PROBLEM:
Repeat the records verbatim and leave the pictures out of your copy.

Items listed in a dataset
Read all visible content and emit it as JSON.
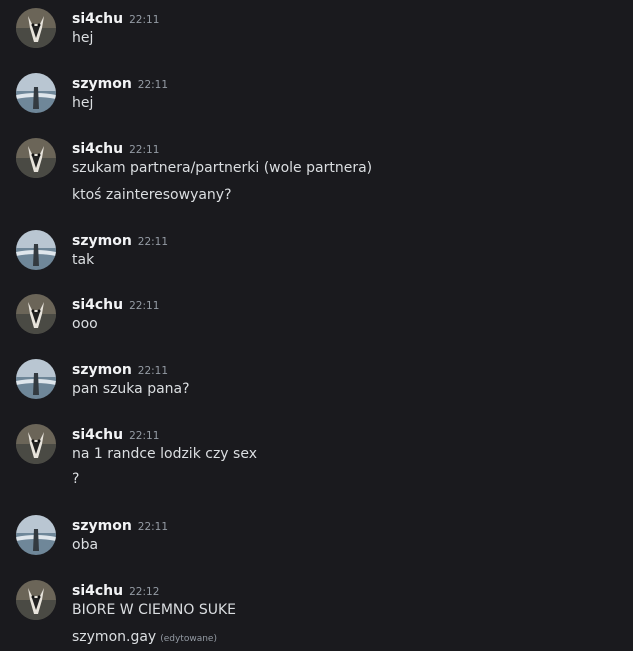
{
  "messages": [
    {
      "author": "si4chu",
      "avatar": "cat-avatar",
      "time": "22:11",
      "lines": [
        "hej"
      ]
    },
    {
      "author": "szymon",
      "avatar": "sea-avatar",
      "time": "22:11",
      "lines": [
        "hej"
      ]
    },
    {
      "author": "si4chu",
      "avatar": "cat-avatar",
      "time": "22:11",
      "lines": [
        "szukam partnera/partnerki (wole partnera)",
        "ktoś zainteresowyany?"
      ]
    },
    {
      "author": "szymon",
      "avatar": "sea-avatar",
      "time": "22:11",
      "lines": [
        "tak"
      ]
    },
    {
      "author": "si4chu",
      "avatar": "cat-avatar",
      "time": "22:11",
      "lines": [
        "ooo"
      ]
    },
    {
      "author": "szymon",
      "avatar": "sea-avatar",
      "time": "22:11",
      "lines": [
        "pan szuka pana?"
      ]
    },
    {
      "author": "si4chu",
      "avatar": "cat-avatar",
      "time": "22:11",
      "lines": [
        "na 1 randce lodzik czy sex",
        "?"
      ]
    },
    {
      "author": "szymon",
      "avatar": "sea-avatar",
      "time": "22:11",
      "lines": [
        "oba"
      ]
    },
    {
      "author": "si4chu",
      "avatar": "cat-avatar",
      "time": "22:12",
      "lines": [
        "BIORE W CIEMNO SUKE",
        "szymon.gay"
      ],
      "edited_label": "(edytowane)"
    }
  ]
}
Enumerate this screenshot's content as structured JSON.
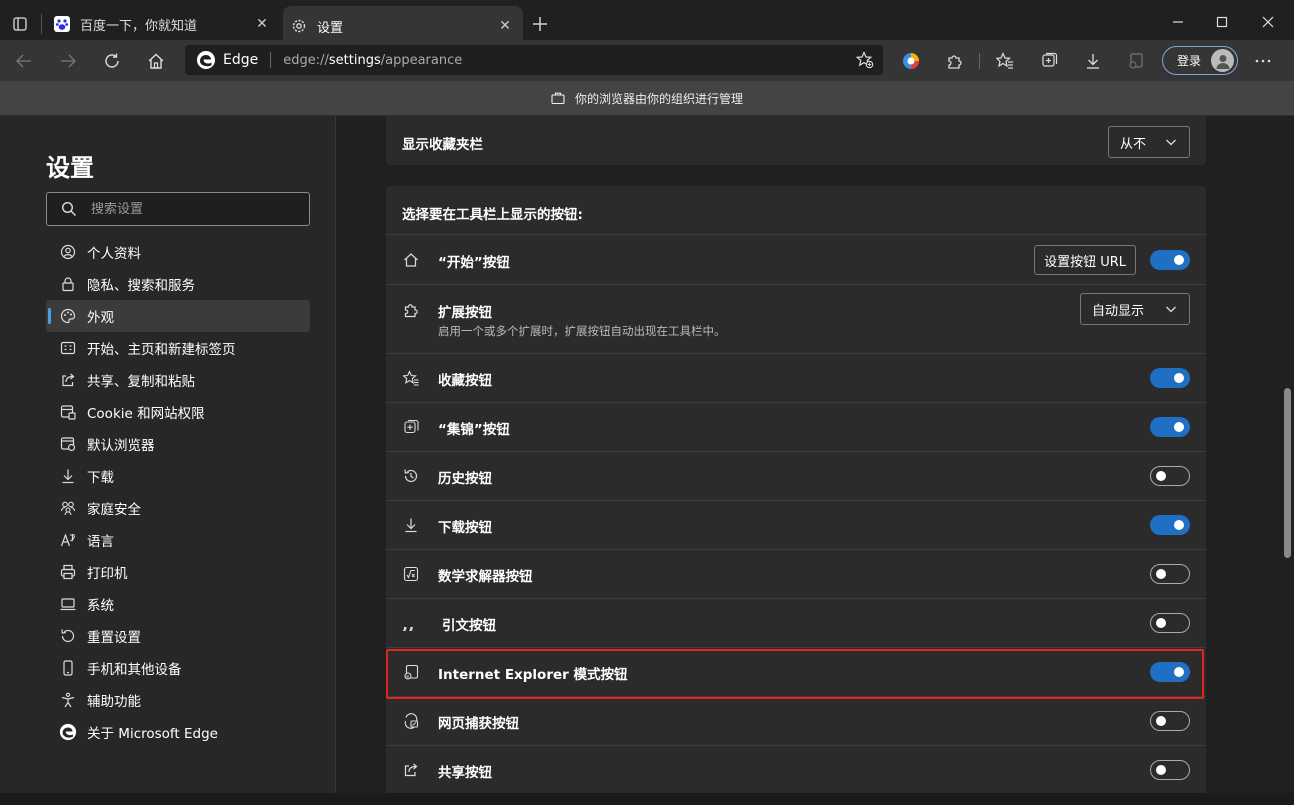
{
  "tabs": [
    {
      "title": "百度一下，你就知道",
      "active": false
    },
    {
      "title": "设置",
      "active": true
    }
  ],
  "omnibox": {
    "brand": "Edge",
    "url_prefix": "edge://",
    "url_host": "settings",
    "url_path": "/appearance"
  },
  "signin_label": "登录",
  "banner_text": "你的浏览器由你的组织进行管理",
  "sidebar": {
    "title": "设置",
    "search_placeholder": "搜索设置",
    "items": [
      {
        "label": "个人资料",
        "icon": "profile-icon"
      },
      {
        "label": "隐私、搜索和服务",
        "icon": "lock-icon"
      },
      {
        "label": "外观",
        "icon": "palette-icon",
        "active": true
      },
      {
        "label": "开始、主页和新建标签页",
        "icon": "start-page-icon"
      },
      {
        "label": "共享、复制和粘贴",
        "icon": "share-icon"
      },
      {
        "label": "Cookie 和网站权限",
        "icon": "site-permissions-icon"
      },
      {
        "label": "默认浏览器",
        "icon": "default-browser-icon"
      },
      {
        "label": "下载",
        "icon": "download-icon"
      },
      {
        "label": "家庭安全",
        "icon": "family-icon"
      },
      {
        "label": "语言",
        "icon": "language-icon"
      },
      {
        "label": "打印机",
        "icon": "printer-icon"
      },
      {
        "label": "系统",
        "icon": "system-icon"
      },
      {
        "label": "重置设置",
        "icon": "reset-icon"
      },
      {
        "label": "手机和其他设备",
        "icon": "phone-icon"
      },
      {
        "label": "辅助功能",
        "icon": "accessibility-icon"
      },
      {
        "label": "关于 Microsoft Edge",
        "icon": "edge-logo-icon"
      }
    ]
  },
  "favorites_bar": {
    "label": "显示收藏夹栏",
    "value": "从不"
  },
  "toolbar_section": {
    "title": "选择要在工具栏上显示的按钮:",
    "rows": [
      {
        "label": "“开始”按钮",
        "icon": "home-icon",
        "toggle": true,
        "url_button": "设置按钮 URL"
      },
      {
        "label": "扩展按钮",
        "icon": "extensions-icon",
        "dropdown": "自动显示",
        "subtitle": "启用一个或多个扩展时，扩展按钮自动出现在工具栏中。"
      },
      {
        "label": "收藏按钮",
        "icon": "favorites-icon",
        "toggle": true
      },
      {
        "label": "“集锦”按钮",
        "icon": "collections-icon",
        "toggle": true
      },
      {
        "label": "历史按钮",
        "icon": "history-icon",
        "toggle": false
      },
      {
        "label": "下载按钮",
        "icon": "download-icon",
        "toggle": true
      },
      {
        "label": "数学求解器按钮",
        "icon": "math-solver-icon",
        "toggle": false
      },
      {
        "label": "引文按钮",
        "icon": "citation-icon",
        "toggle": false
      },
      {
        "label": "Internet Explorer 模式按钮",
        "icon": "ie-mode-icon",
        "toggle": true
      },
      {
        "label": "网页捕获按钮",
        "icon": "web-capture-icon",
        "toggle": false
      },
      {
        "label": "共享按钮",
        "icon": "share-icon",
        "toggle": false
      }
    ]
  },
  "colors": {
    "accent": "#1f6fc4",
    "highlight": "#e0261e",
    "card": "#2b2b2b",
    "background": "#202020"
  }
}
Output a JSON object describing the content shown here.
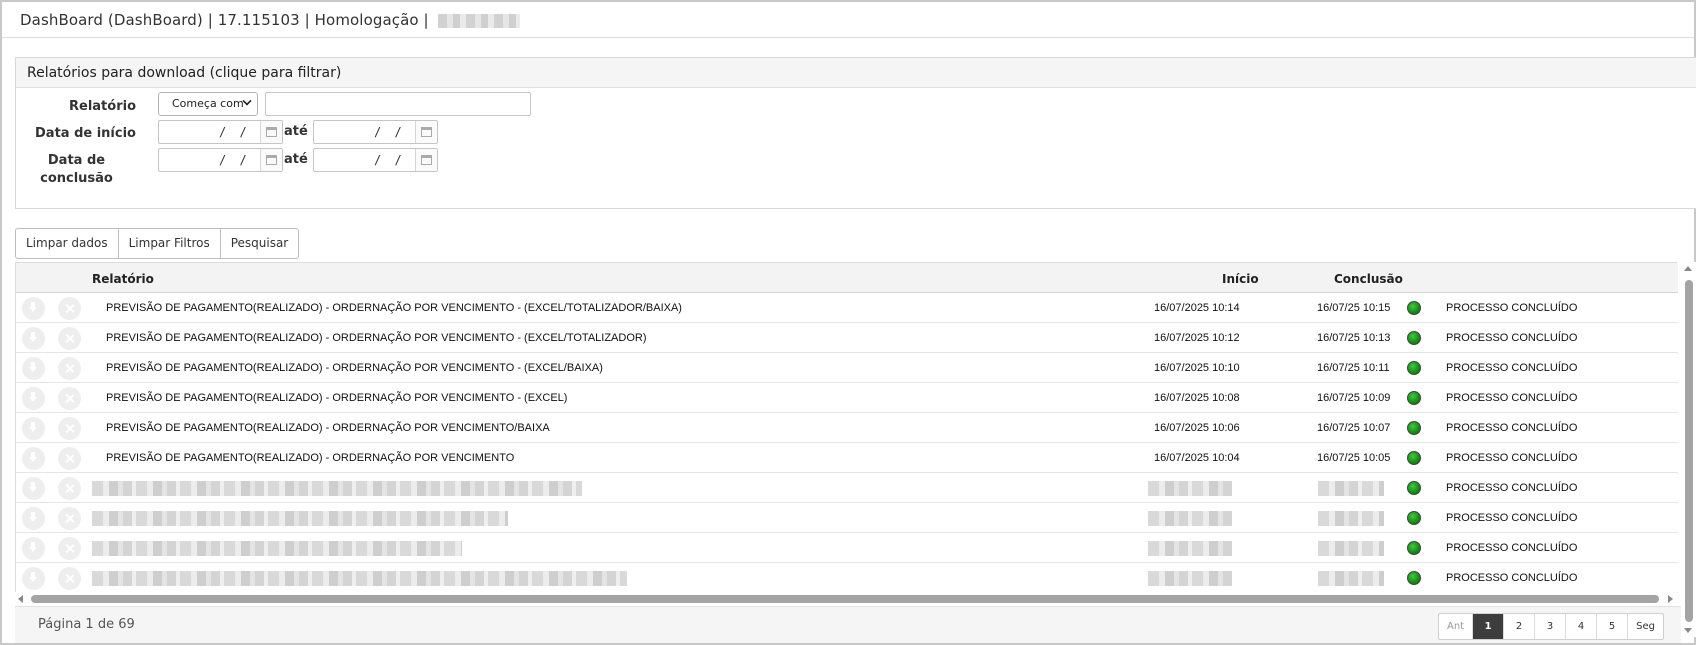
{
  "window": {
    "title": "DashBoard (DashBoard) | 17.115103 | Homologação |"
  },
  "filter_panel": {
    "header": "Relatórios para download (clique para filtrar)",
    "relatorio_label": "Relatório",
    "relatorio_operator": "Começa com",
    "relatorio_value": "",
    "data_inicio_label": "Data de início",
    "data_conclusao_label": "Data de conclusão",
    "date_mask": "/ /",
    "ate_label": "até"
  },
  "toolbar": {
    "limpar_dados": "Limpar dados",
    "limpar_filtros": "Limpar Filtros",
    "pesquisar": "Pesquisar"
  },
  "grid": {
    "columns": {
      "relatorio": "Relatório",
      "inicio": "Início",
      "conclusao": "Conclusão"
    },
    "status_color": "#169116",
    "rows": [
      {
        "relatorio": "PREVISÃO DE PAGAMENTO(REALIZADO) - ORDERNAÇÃO POR VENCIMENTO - (EXCEL/TOTALIZADOR/BAIXA)",
        "inicio": "16/07/2025 10:14",
        "conclusao": "16/07/25 10:15",
        "status": "PROCESSO CONCLUÍDO"
      },
      {
        "relatorio": "PREVISÃO DE PAGAMENTO(REALIZADO) - ORDERNAÇÃO POR VENCIMENTO - (EXCEL/TOTALIZADOR)",
        "inicio": "16/07/2025 10:12",
        "conclusao": "16/07/25 10:13",
        "status": "PROCESSO CONCLUÍDO"
      },
      {
        "relatorio": "PREVISÃO DE PAGAMENTO(REALIZADO) - ORDERNAÇÃO POR VENCIMENTO - (EXCEL/BAIXA)",
        "inicio": "16/07/2025 10:10",
        "conclusao": "16/07/25 10:11",
        "status": "PROCESSO CONCLUÍDO"
      },
      {
        "relatorio": "PREVISÃO DE PAGAMENTO(REALIZADO) - ORDERNAÇÃO POR VENCIMENTO - (EXCEL)",
        "inicio": "16/07/2025 10:08",
        "conclusao": "16/07/25 10:09",
        "status": "PROCESSO CONCLUÍDO"
      },
      {
        "relatorio": "PREVISÃO DE PAGAMENTO(REALIZADO) - ORDERNAÇÃO POR VENCIMENTO/BAIXA",
        "inicio": "16/07/2025 10:06",
        "conclusao": "16/07/25 10:07",
        "status": "PROCESSO CONCLUÍDO"
      },
      {
        "relatorio": "PREVISÃO DE PAGAMENTO(REALIZADO) - ORDERNAÇÃO POR VENCIMENTO",
        "inicio": "16/07/2025 10:04",
        "conclusao": "16/07/25 10:05",
        "status": "PROCESSO CONCLUÍDO"
      },
      {
        "status": "PROCESSO CONCLUÍDO"
      },
      {
        "status": "PROCESSO CONCLUÍDO"
      },
      {
        "status": "PROCESSO CONCLUÍDO"
      },
      {
        "status": "PROCESSO CONCLUÍDO"
      }
    ]
  },
  "pagination": {
    "info": "Página 1 de 69",
    "prev": "Ant",
    "pages": [
      "1",
      "2",
      "3",
      "4",
      "5"
    ],
    "next": "Seg",
    "active_page": "1"
  }
}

OUTPUT FOR THIS EXERCISE:
Read all visible content and emit it as JSON.
{
  "messages": [
    {
      "author": "si4chu",
      "avatar": "cat-avatar",
      "time": "22:11",
      "lines": [
        "hej"
      ]
    },
    {
      "author": "szymon",
      "avatar": "sea-avatar",
      "time": "22:11",
      "lines": [
        "hej"
      ]
    },
    {
      "author": "si4chu",
      "avatar": "cat-avatar",
      "time": "22:11",
      "lines": [
        "szukam partnera/partnerki (wole partnera)",
        "ktoś zainteresowyany?"
      ]
    },
    {
      "author": "szymon",
      "avatar": "sea-avatar",
      "time": "22:11",
      "lines": [
        "tak"
      ]
    },
    {
      "author": "si4chu",
      "avatar": "cat-avatar",
      "time": "22:11",
      "lines": [
        "ooo"
      ]
    },
    {
      "author": "szymon",
      "avatar": "sea-avatar",
      "time": "22:11",
      "lines": [
        "pan szuka pana?"
      ]
    },
    {
      "author": "si4chu",
      "avatar": "cat-avatar",
      "time": "22:11",
      "lines": [
        "na 1 randce lodzik czy sex",
        "?"
      ]
    },
    {
      "author": "szymon",
      "avatar": "sea-avatar",
      "time": "22:11",
      "lines": [
        "oba"
      ]
    },
    {
      "author": "si4chu",
      "avatar": "cat-avatar",
      "time": "22:12",
      "lines": [
        "BIORE W CIEMNO SUKE",
        "szymon.gay"
      ],
      "edited_label": "(edytowane)"
    }
  ]
}
Enumerate this screenshot's content as structured JSON.
{
  "tabs": [
    {
      "title": "百度一下，你就知道",
      "active": false
    },
    {
      "title": "设置",
      "active": true
    }
  ],
  "omnibox": {
    "brand": "Edge",
    "url_prefix": "edge://",
    "url_host": "settings",
    "url_path": "/appearance"
  },
  "signin_label": "登录",
  "banner_text": "你的浏览器由你的组织进行管理",
  "sidebar": {
    "title": "设置",
    "search_placeholder": "搜索设置",
    "items": [
      {
        "label": "个人资料",
        "icon": "profile-icon"
      },
      {
        "label": "隐私、搜索和服务",
        "icon": "lock-icon"
      },
      {
        "label": "外观",
        "icon": "palette-icon",
        "active": true
      },
      {
        "label": "开始、主页和新建标签页",
        "icon": "start-page-icon"
      },
      {
        "label": "共享、复制和粘贴",
        "icon": "share-icon"
      },
      {
        "label": "Cookie 和网站权限",
        "icon": "site-permissions-icon"
      },
      {
        "label": "默认浏览器",
        "icon": "default-browser-icon"
      },
      {
        "label": "下载",
        "icon": "download-icon"
      },
      {
        "label": "家庭安全",
        "icon": "family-icon"
      },
      {
        "label": "语言",
        "icon": "language-icon"
      },
      {
        "label": "打印机",
        "icon": "printer-icon"
      },
      {
        "label": "系统",
        "icon": "system-icon"
      },
      {
        "label": "重置设置",
        "icon": "reset-icon"
      },
      {
        "label": "手机和其他设备",
        "icon": "phone-icon"
      },
      {
        "label": "辅助功能",
        "icon": "accessibility-icon"
      },
      {
        "label": "关于 Microsoft Edge",
        "icon": "edge-logo-icon"
      }
    ]
  },
  "favorites_bar": {
    "label": "显示收藏夹栏",
    "value": "从不"
  },
  "toolbar_section": {
    "title": "选择要在工具栏上显示的按钮:",
    "rows": [
      {
        "label": "“开始”按钮",
        "icon": "home-icon",
        "toggle": true,
        "url_button": "设置按钮 URL"
      },
      {
        "label": "扩展按钮",
        "icon": "extensions-icon",
        "dropdown": "自动显示",
        "subtitle": "启用一个或多个扩展时，扩展按钮自动出现在工具栏中。"
      },
      {
        "label": "收藏按钮",
        "icon": "favorites-icon",
        "toggle": true
      },
      {
        "label": "“集锦”按钮",
        "icon": "collections-icon",
        "toggle": true
      },
      {
        "label": "历史按钮",
        "icon": "history-icon",
        "toggle": false
      },
      {
        "label": "下载按钮",
        "icon": "download-icon",
        "toggle": true
      },
      {
        "label": "数学求解器按钮",
        "icon": "math-solver-icon",
        "toggle": false
      },
      {
        "label": "引文按钮",
        "icon": "citation-icon",
        "toggle": false
      },
      {
        "label": "Internet Explorer 模式按钮",
        "icon": "ie-mode-icon",
        "toggle": true
      },
      {
        "label": "网页捕获按钮",
        "icon": "web-capture-icon",
        "toggle": false
      },
      {
        "label": "共享按钮",
        "icon": "share-icon",
        "toggle": false
      }
    ]
  },
  "colors": {
    "accent": "#1f6fc4",
    "highlight": "#e0261e",
    "card": "#2b2b2b",
    "background": "#202020"
  }
}
Output a JSON object describing the content shown here.
{
  "window": {
    "title": "DashBoard (DashBoard) | 17.115103 | Homologação |"
  },
  "filter_panel": {
    "header": "Relatórios para download (clique para filtrar)",
    "relatorio_label": "Relatório",
    "relatorio_operator": "Começa com",
    "relatorio_value": "",
    "data_inicio_label": "Data de início",
    "data_conclusao_label": "Data de conclusão",
    "date_mask": "/ /",
    "ate_label": "até"
  },
  "toolbar": {
    "limpar_dados": "Limpar dados",
    "limpar_filtros": "Limpar Filtros",
    "pesquisar": "Pesquisar"
  },
  "grid": {
    "columns": {
      "relatorio": "Relatório",
      "inicio": "Início",
      "conclusao": "Conclusão"
    },
    "status_color": "#169116",
    "rows": [
      {
        "relatorio": "PREVISÃO DE PAGAMENTO(REALIZADO) - ORDERNAÇÃO POR VENCIMENTO - (EXCEL/TOTALIZADOR/BAIXA)",
        "inicio": "16/07/2025 10:14",
        "conclusao": "16/07/25 10:15",
        "status": "PROCESSO CONCLUÍDO"
      },
      {
        "relatorio": "PREVISÃO DE PAGAMENTO(REALIZADO) - ORDERNAÇÃO POR VENCIMENTO - (EXCEL/TOTALIZADOR)",
        "inicio": "16/07/2025 10:12",
        "conclusao": "16/07/25 10:13",
        "status": "PROCESSO CONCLUÍDO"
      },
      {
        "relatorio": "PREVISÃO DE PAGAMENTO(REALIZADO) - ORDERNAÇÃO POR VENCIMENTO - (EXCEL/BAIXA)",
        "inicio": "16/07/2025 10:10",
        "conclusao": "16/07/25 10:11",
        "status": "PROCESSO CONCLUÍDO"
      },
      {
        "relatorio": "PREVISÃO DE PAGAMENTO(REALIZADO) - ORDERNAÇÃO POR VENCIMENTO - (EXCEL)",
        "inicio": "16/07/2025 10:08",
        "conclusao": "16/07/25 10:09",
        "status": "PROCESSO CONCLUÍDO"
      },
      {
        "relatorio": "PREVISÃO DE PAGAMENTO(REALIZADO) - ORDERNAÇÃO POR VENCIMENTO/BAIXA",
        "inicio": "16/07/2025 10:06",
        "conclusao": "16/07/25 10:07",
        "status": "PROCESSO CONCLUÍDO"
      },
      {
        "relatorio": "PREVISÃO DE PAGAMENTO(REALIZADO) - ORDERNAÇÃO POR VENCIMENTO",
        "inicio": "16/07/2025 10:04",
        "conclusao": "16/07/25 10:05",
        "status": "PROCESSO CONCLUÍDO"
      },
      {
        "status": "PROCESSO CONCLUÍDO"
      },
      {
        "status": "PROCESSO CONCLUÍDO"
      },
      {
        "status": "PROCESSO CONCLUÍDO"
      },
      {
        "status": "PROCESSO CONCLUÍDO"
      }
    ]
  },
  "pagination": {
    "info": "Página 1 de 69",
    "prev": "Ant",
    "pages": [
      "1",
      "2",
      "3",
      "4",
      "5"
    ],
    "next": "Seg",
    "active_page": "1"
  }
}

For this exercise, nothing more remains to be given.